Just returned from CMM International, in Chicago. The final attendance figures were not available before Converting Today went to press, but organizer Pennwell says there were “more than 7,000 registered attendees”. I had hoped to report a successful turnaround in the fortunes of the US show but, although the move to Rosemont has generally been welcomed, it still looks to be in decline.
Some of the booths certainly did well – among them Ashe, Bobst, Elite Cameron, Uteco, and Stanford – but the majority of exhibitors I spoke to expressed disappointment at the lack of visitors throughout the four-day event. “Slow” was a frequently used term for the level of activity. As expected, the second day was the busiest, but apart from occasional flurries of activity around a few booths, there often appeared to be more exhibitor staff than visitors along the aisles.
One-time major exhibitors such as Mark Andy and PCMC were notable by their absence, and the booths actually displaying machines were few and far between.
A number of exhibitors suggested that traditional shows such as CMM were a dying breed, and that the internet was now the best place to visit for information about products and services – far quicker, cheaper and more convenient. “The money spent on exhibiting at a trade show would be better used to improve our website,” was how one disgruntled manager put it.
The arrival of the CPP Expo/Pack Expo events has undoubtedly complicated things for the US converting show scene.
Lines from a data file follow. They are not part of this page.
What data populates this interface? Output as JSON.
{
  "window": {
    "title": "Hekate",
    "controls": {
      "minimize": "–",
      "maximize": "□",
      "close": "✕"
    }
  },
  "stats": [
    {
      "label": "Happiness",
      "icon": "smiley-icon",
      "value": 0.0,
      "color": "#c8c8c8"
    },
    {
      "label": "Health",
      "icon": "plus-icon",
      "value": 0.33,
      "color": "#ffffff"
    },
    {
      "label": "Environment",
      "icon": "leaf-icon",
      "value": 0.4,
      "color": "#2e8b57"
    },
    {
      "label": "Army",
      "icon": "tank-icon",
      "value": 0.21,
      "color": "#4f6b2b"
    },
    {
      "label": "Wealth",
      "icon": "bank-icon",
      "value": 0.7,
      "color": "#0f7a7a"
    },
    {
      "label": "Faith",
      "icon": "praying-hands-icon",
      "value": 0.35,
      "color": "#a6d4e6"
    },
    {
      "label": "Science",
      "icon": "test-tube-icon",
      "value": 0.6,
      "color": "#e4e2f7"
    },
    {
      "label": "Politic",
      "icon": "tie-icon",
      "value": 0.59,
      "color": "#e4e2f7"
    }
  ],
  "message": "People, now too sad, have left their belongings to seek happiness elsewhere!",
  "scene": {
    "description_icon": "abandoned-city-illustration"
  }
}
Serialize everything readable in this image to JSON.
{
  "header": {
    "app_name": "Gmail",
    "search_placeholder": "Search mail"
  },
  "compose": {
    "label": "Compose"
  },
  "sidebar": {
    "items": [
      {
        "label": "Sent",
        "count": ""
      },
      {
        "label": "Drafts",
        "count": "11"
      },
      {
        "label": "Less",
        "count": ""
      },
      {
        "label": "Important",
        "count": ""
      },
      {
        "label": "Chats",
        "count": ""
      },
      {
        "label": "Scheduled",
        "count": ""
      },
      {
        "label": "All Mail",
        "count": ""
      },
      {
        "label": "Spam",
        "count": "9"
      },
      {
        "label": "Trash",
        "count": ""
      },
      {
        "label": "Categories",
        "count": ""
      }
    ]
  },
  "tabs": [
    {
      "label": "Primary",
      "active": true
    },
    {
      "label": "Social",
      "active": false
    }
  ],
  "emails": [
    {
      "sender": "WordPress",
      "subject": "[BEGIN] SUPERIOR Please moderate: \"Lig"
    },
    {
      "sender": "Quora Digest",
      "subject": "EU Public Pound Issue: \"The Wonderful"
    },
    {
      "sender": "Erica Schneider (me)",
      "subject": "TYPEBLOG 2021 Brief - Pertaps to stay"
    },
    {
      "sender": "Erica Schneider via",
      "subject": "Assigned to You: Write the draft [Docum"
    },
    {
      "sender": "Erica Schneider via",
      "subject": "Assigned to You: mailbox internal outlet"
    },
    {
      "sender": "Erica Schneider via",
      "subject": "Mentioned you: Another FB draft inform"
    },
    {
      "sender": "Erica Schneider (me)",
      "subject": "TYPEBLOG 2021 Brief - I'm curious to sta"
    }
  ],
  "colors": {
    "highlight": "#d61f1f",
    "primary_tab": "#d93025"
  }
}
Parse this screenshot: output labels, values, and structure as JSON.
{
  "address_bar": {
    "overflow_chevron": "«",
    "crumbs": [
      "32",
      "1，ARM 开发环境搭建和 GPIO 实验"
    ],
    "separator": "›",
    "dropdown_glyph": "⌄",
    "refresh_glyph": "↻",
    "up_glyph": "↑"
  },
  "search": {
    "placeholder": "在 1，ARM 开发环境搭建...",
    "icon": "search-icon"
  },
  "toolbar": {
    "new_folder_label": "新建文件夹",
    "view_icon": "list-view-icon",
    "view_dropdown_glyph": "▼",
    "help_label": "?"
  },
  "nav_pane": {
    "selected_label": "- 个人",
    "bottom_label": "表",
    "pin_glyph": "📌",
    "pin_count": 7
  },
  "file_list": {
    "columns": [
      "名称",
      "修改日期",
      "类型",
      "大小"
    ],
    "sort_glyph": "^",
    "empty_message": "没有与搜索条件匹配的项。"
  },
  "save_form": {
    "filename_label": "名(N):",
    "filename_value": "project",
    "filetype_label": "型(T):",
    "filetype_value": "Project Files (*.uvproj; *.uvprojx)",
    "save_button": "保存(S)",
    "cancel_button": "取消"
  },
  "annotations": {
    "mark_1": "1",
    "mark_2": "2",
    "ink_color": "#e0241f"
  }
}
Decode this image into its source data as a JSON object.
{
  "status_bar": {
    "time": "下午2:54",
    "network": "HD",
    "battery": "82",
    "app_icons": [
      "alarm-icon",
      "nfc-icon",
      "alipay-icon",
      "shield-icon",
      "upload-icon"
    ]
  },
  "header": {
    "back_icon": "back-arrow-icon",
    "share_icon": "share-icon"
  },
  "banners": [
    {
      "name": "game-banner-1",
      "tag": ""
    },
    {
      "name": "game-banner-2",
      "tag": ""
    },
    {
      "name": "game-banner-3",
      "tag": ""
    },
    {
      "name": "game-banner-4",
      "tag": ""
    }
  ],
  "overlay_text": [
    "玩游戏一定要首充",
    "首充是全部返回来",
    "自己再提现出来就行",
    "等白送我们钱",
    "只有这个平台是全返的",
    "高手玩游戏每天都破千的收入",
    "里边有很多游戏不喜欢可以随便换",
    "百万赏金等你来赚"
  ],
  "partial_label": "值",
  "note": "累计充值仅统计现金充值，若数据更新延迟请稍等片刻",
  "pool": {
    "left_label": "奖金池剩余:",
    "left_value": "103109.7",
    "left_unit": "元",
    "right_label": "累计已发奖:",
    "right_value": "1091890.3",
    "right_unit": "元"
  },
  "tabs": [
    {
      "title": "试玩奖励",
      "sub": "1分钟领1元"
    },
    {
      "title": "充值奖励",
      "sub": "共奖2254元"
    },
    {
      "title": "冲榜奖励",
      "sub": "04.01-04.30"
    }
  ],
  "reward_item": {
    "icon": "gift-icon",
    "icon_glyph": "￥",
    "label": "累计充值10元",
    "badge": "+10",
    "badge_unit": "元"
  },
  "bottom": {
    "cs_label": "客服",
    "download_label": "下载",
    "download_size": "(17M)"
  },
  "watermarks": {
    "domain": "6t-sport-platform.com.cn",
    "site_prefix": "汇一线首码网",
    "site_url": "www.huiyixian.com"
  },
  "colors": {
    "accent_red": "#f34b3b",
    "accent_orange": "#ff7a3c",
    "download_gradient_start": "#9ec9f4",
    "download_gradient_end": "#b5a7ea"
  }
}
Although the inaugural event in Las Vegas fell flat, the industry is waiting to see whether its second appearance in CMM’s former Chicago venue, McMormick Place, next year will mark a turning point. The jury is still out.
I certainly wouldn’t write CMM off yet; the US market needs a major show, and the success of ICE here in Europe proves what can be done.
Of course, another way for suppliers to reach their target audience is to stage their own ‘exhibition’, in the form of an open house event. These are often held by a single company, or in partnership with any number of subsidiary suppliers. As our news pages show this month (with no less than five stories), these events are becoming increasingly popular – both in their own right and as an adjunct to the ‘regular’ exhibitions, from which visitors are bussed to the other ‘show’ at the company’s plant.
One exhibition about which there can be few doubts is Labelexpo Europe. This year’s major event for the narrow web industry opens in Brussels on September 26-29. Our next issue will include an extensive preview of the show, together with a report from the BPIF cartons technical workshop in Dresden, featuring presentations by KBA, Sun Chemical, Robert Horne, Bobst, Kodak and Gilchrist UK.
Mike Taylor MikeTaylor